INSTRUCTIONS TO FOLLOW. Once the pictures have been excluded, set down each remaining entry word for word.
------ PROVIDED RECORDS
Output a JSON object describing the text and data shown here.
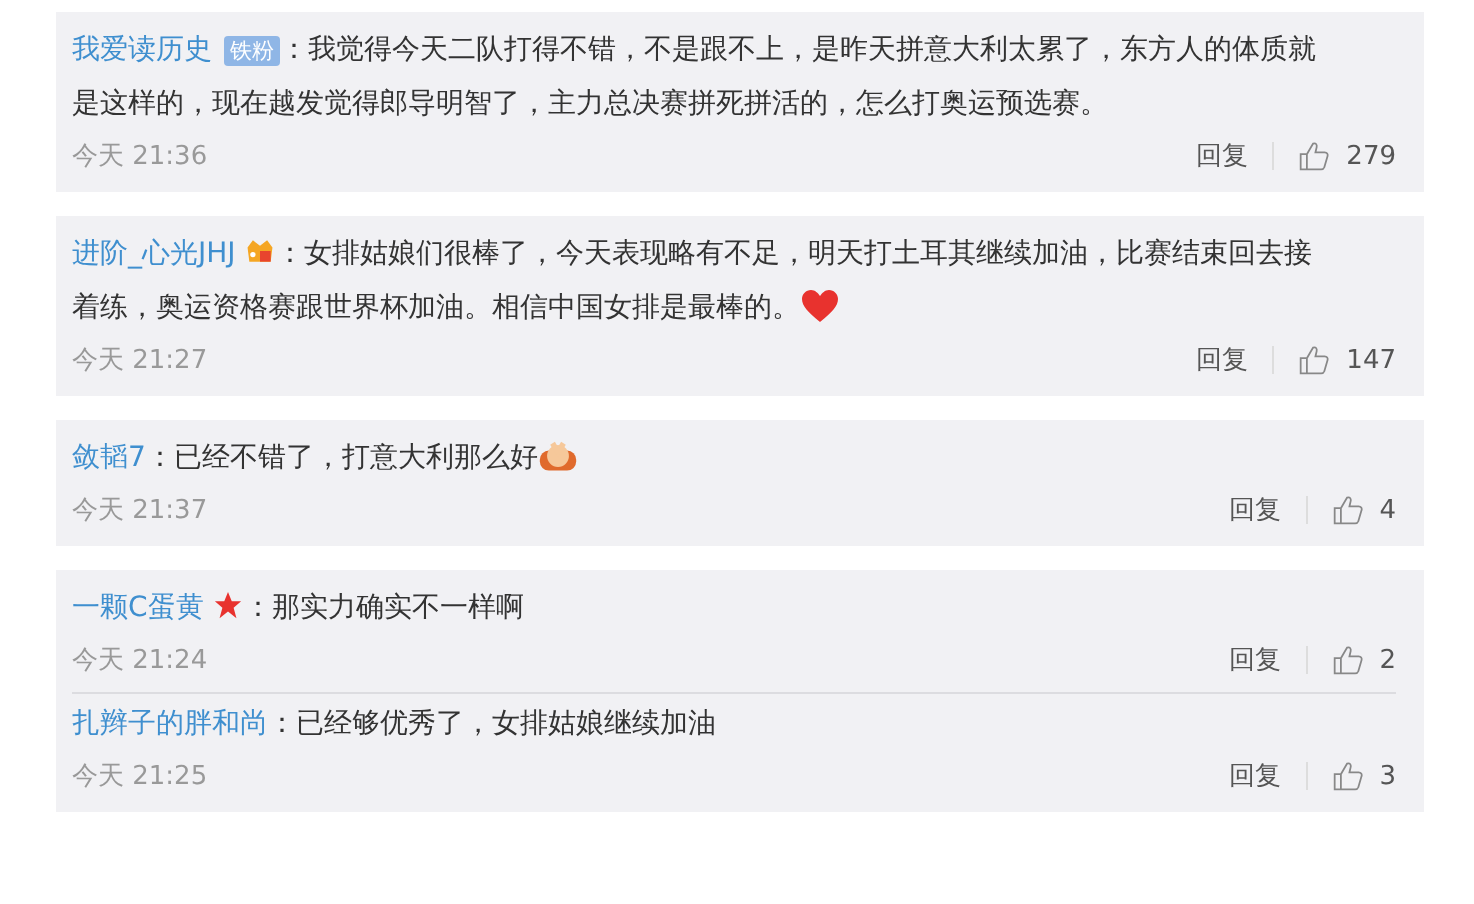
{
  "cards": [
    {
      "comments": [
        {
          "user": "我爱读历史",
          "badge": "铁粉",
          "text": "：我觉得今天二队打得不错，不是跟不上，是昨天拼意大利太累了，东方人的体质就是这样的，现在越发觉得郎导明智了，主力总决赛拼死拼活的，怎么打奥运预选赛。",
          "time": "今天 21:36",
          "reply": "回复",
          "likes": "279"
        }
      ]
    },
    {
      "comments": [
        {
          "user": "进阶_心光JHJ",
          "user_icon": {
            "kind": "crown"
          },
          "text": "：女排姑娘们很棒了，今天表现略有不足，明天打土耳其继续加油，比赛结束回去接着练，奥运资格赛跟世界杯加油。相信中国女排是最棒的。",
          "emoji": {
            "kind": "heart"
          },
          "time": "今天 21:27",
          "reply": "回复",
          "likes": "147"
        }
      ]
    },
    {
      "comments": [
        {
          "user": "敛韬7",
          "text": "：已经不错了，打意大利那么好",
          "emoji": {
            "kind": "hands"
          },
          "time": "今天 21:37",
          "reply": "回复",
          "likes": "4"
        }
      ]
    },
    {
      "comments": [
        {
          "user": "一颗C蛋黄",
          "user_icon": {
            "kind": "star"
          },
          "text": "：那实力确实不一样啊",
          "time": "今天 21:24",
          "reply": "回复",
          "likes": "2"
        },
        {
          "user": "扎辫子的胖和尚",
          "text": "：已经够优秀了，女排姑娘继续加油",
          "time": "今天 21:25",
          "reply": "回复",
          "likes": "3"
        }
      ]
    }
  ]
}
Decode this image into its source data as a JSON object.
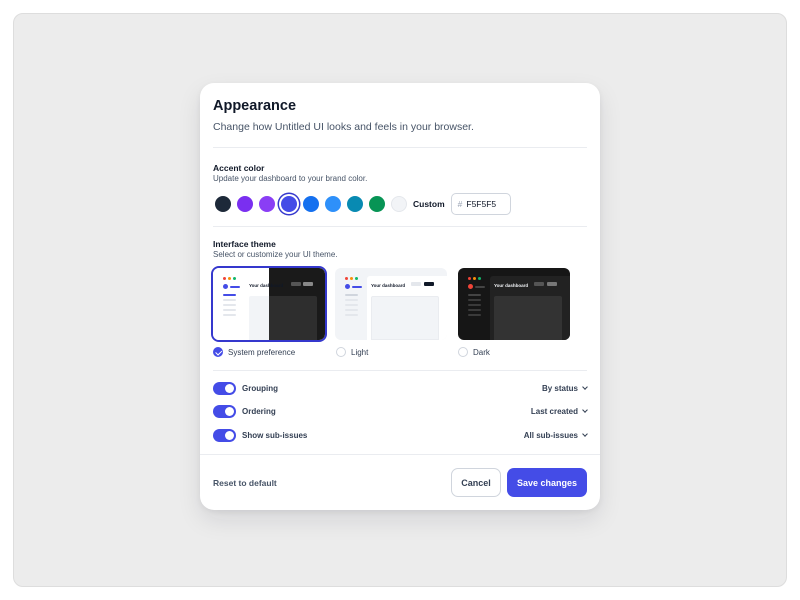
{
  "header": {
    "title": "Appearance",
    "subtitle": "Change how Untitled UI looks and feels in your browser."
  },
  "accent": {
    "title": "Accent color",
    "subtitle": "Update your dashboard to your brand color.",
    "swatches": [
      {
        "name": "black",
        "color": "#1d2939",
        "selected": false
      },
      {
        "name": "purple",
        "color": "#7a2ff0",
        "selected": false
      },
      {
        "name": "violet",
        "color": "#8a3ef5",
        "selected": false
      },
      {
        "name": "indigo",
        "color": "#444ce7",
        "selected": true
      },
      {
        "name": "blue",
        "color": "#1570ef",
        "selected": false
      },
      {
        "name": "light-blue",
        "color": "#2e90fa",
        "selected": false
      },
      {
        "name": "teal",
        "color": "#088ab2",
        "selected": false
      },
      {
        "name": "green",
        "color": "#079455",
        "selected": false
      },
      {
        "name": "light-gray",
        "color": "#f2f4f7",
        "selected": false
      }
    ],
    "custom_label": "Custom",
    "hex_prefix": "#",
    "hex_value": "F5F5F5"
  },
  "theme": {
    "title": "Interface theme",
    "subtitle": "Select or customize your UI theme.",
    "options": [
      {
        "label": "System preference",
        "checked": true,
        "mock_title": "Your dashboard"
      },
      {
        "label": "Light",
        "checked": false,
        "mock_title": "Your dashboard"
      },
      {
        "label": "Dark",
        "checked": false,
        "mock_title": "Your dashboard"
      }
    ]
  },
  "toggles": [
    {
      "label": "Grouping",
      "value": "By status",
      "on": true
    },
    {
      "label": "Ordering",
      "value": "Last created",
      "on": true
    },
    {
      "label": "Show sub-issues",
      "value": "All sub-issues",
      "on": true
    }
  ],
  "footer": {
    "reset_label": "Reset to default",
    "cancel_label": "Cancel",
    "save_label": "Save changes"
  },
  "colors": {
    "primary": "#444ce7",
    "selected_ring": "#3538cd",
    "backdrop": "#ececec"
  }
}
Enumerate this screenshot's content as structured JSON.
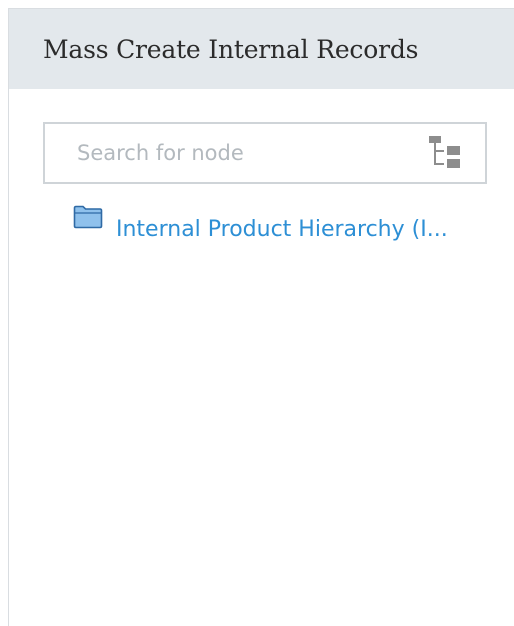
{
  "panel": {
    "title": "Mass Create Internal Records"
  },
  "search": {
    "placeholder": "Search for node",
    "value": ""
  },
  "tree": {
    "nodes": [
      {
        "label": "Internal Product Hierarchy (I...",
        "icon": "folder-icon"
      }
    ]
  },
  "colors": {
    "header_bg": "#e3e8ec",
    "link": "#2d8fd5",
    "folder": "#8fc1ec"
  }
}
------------
REPLY.
Output a JSON object describing the text and data shown here.
{
  "cards": [
    {
      "comments": [
        {
          "user": "我爱读历史",
          "badge": "铁粉",
          "text": "：我觉得今天二队打得不错，不是跟不上，是昨天拼意大利太累了，东方人的体质就是这样的，现在越发觉得郎导明智了，主力总决赛拼死拼活的，怎么打奥运预选赛。",
          "time": "今天 21:36",
          "reply": "回复",
          "likes": "279"
        }
      ]
    },
    {
      "comments": [
        {
          "user": "进阶_心光JHJ",
          "user_icon": {
            "kind": "crown"
          },
          "text": "：女排姑娘们很棒了，今天表现略有不足，明天打土耳其继续加油，比赛结束回去接着练，奥运资格赛跟世界杯加油。相信中国女排是最棒的。",
          "emoji": {
            "kind": "heart"
          },
          "time": "今天 21:27",
          "reply": "回复",
          "likes": "147"
        }
      ]
    },
    {
      "comments": [
        {
          "user": "敛韬7",
          "text": "：已经不错了，打意大利那么好",
          "emoji": {
            "kind": "hands"
          },
          "time": "今天 21:37",
          "reply": "回复",
          "likes": "4"
        }
      ]
    },
    {
      "comments": [
        {
          "user": "一颗C蛋黄",
          "user_icon": {
            "kind": "star"
          },
          "text": "：那实力确实不一样啊",
          "time": "今天 21:24",
          "reply": "回复",
          "likes": "2"
        },
        {
          "user": "扎辫子的胖和尚",
          "text": "：已经够优秀了，女排姑娘继续加油",
          "time": "今天 21:25",
          "reply": "回复",
          "likes": "3"
        }
      ]
    }
  ]
}
Decode this image into its source data as a JSON object.
{
  "header": {
    "title": "Appearance",
    "subtitle": "Change how Untitled UI looks and feels in your browser."
  },
  "accent": {
    "title": "Accent color",
    "subtitle": "Update your dashboard to your brand color.",
    "swatches": [
      {
        "name": "black",
        "color": "#1d2939",
        "selected": false
      },
      {
        "name": "purple",
        "color": "#7a2ff0",
        "selected": false
      },
      {
        "name": "violet",
        "color": "#8a3ef5",
        "selected": false
      },
      {
        "name": "indigo",
        "color": "#444ce7",
        "selected": true
      },
      {
        "name": "blue",
        "color": "#1570ef",
        "selected": false
      },
      {
        "name": "light-blue",
        "color": "#2e90fa",
        "selected": false
      },
      {
        "name": "teal",
        "color": "#088ab2",
        "selected": false
      },
      {
        "name": "green",
        "color": "#079455",
        "selected": false
      },
      {
        "name": "light-gray",
        "color": "#f2f4f7",
        "selected": false
      }
    ],
    "custom_label": "Custom",
    "hex_prefix": "#",
    "hex_value": "F5F5F5"
  },
  "theme": {
    "title": "Interface theme",
    "subtitle": "Select or customize your UI theme.",
    "options": [
      {
        "label": "System preference",
        "checked": true,
        "mock_title": "Your dashboard"
      },
      {
        "label": "Light",
        "checked": false,
        "mock_title": "Your dashboard"
      },
      {
        "label": "Dark",
        "checked": false,
        "mock_title": "Your dashboard"
      }
    ]
  },
  "toggles": [
    {
      "label": "Grouping",
      "value": "By status",
      "on": true
    },
    {
      "label": "Ordering",
      "value": "Last created",
      "on": true
    },
    {
      "label": "Show sub-issues",
      "value": "All sub-issues",
      "on": true
    }
  ],
  "footer": {
    "reset_label": "Reset to default",
    "cancel_label": "Cancel",
    "save_label": "Save changes"
  },
  "colors": {
    "primary": "#444ce7",
    "selected_ring": "#3538cd",
    "backdrop": "#ececec"
  }
}
Enumerate this screenshot's content as structured JSON.
{
  "panel": {
    "title": "Mass Create Internal Records"
  },
  "search": {
    "placeholder": "Search for node",
    "value": ""
  },
  "tree": {
    "nodes": [
      {
        "label": "Internal Product Hierarchy (I...",
        "icon": "folder-icon"
      }
    ]
  },
  "colors": {
    "header_bg": "#e3e8ec",
    "link": "#2d8fd5",
    "folder": "#8fc1ec"
  }
}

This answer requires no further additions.